Ana Rita Barradas spreads her taste for physics through associativism to women

A few years ago, Ana Rita Barradas looked at the stars and wanted to know more about them. When he was in secondary school, he looked for more information and ordered many books on physics and astronomy from the library. “I read a lot about it and fell in love,” he says now at the age of 21. Astronomy eventually led her to the physical engineering course at the University of Coimbra. She is currently President of Physis – Portuguese Association of Physics Students. This Thursday she will take part in the debate: International Day of Women and Girls in Science. This Thursday marks the International Day of Women and Girls in Science.

University takes a lot of time and Ana Rita Barradas is no longer devoting herself to reading about astronomy, as she would like. “This passion has become a bit more forgotten,” the student confesses. But he quickly tells us that he has gained other passions: “I really like condensed matter physics!” The truth is that the physical engineering course showed you new worlds. Now he has a Masters in Instrumentation and says he has developed a “special interest” in the field of machine learning (automatic learning). In the last semester he even had the opportunity to develop a project in this area of ​​condensed matter physics. The aim was to study machine learning behavior across a range of material combinations and assess the energy associated with each combination.

Ana Rita Barradas is not only fascinated by the course material. “The environment between teachers and students is very friendly,” he reveals. Also, since your course doesn’t have many students, the students can be close together and encourage mutual help from all.

The number of boys in her course is higher than that of girls, but the student says the percentage difference between boys and girls in physics and physics courses in the country has narrowed over the years. “When we look at the national competition for access to higher education, we see that the trend is increasingly in line with the number of girls and boys,” he says. Let’s look at some examples. According to data from the first phase of the National Competition for Access to Higher Education, between 26 and 36% of girls took physics courses in the country in 2019. In the physical engineering courses, between 30 and 41% took part.

Ana Rita Barradas in a Physis DR activity

Although the number of women in these courses is increasing, Ana Rita Barradas does not forget that the scenario was already very different. “Although I think this topic is becoming more of a talking point, the ‘power’ of men is still ingrained in science. Almost 80 years ago we only saw men who worked in science. “

Close references

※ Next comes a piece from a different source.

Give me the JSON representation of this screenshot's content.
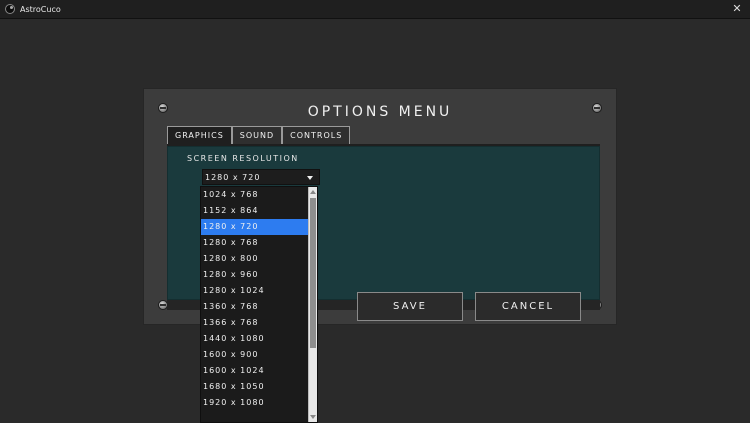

Over the years, the student said on her course that she had noticed a certain dropout rate, but those who stay “gain a lot of space in their relevance to science”. And you have references in your area: the director of the physics department at the University of Coimbra is Constança Providência. He also believes that the fact that more women have won Nobel Prizes in recent years could motivate more girls to choose the path of physics. These types of awards can be of such importance that Ana Rita Barradas has Marie Curie, who received the Nobel Prize in Physics in 1903 and Chemistry in 1911, as another of her references. ”

Ana Rita Barradas ultimately devotes her free time to clubs and finds a good weight here for women in physics. The presidents of the physics student groups in Porto, Aveiro and the Instituto Superior Técnico are women. Through physics, it also motivates other people to like physics. To like? In developing activities for secondary education or in organizing debates on the funding or future of physics in the country.

This Thursday at 6 p.m. the online debate that you will be attending will be International Women and Girls in Science Day. This session is organized by the Laboratory for Instrumentation and Experimental Particle Physics and the Portuguese Physics Society. In addition to Ana Rita Barradas, João Sobrinho Teixeira (State Secretary for Science, Technology and Higher Education) will also take part. Beatriz Gomes Dias (deputy of Bloco de Esquerda and teacher); Helena Pereira (President of the Science and Technology Foundation); Negesse Pina (representative of the Ministry of Science, Technology and Higher Education in the Commission on Citizenship and Gender Equality); and Teresa Firmino (journalist at PÚBLICO).

The cycle of workshops for girls in engineering and technology also begins on this Thursday. This cycle started with the Secretary of State for Citizenship and Equality and is coordinated by the Commission for Citizenship and Gender Equality in collaboration with the Portuguese Association for Diversity and Inclusion, the Instituto Superior Técnico and the Ordem dos Engenheiros. The initiative runs from February to May and is expected to reach over 2000 students in online sessions. The first hot engineering this Thursday is science? (at 10 a.m.) and One Small Step for Women … One Big Step for Humanity (at 2.30 p.m.).

The Institute of Astrophysics and Space Sciences (IA) is celebrating this day with the online session Astronomy for Women, attended by Teresa Lago, Secretary General of the International Astronomical Union, and IA researchers Catarina Lobo, Margarida Cunha, Lara Sousa and Gabriella Gilli. The session begins at 9 p.m. on the IA’s YouTube channel.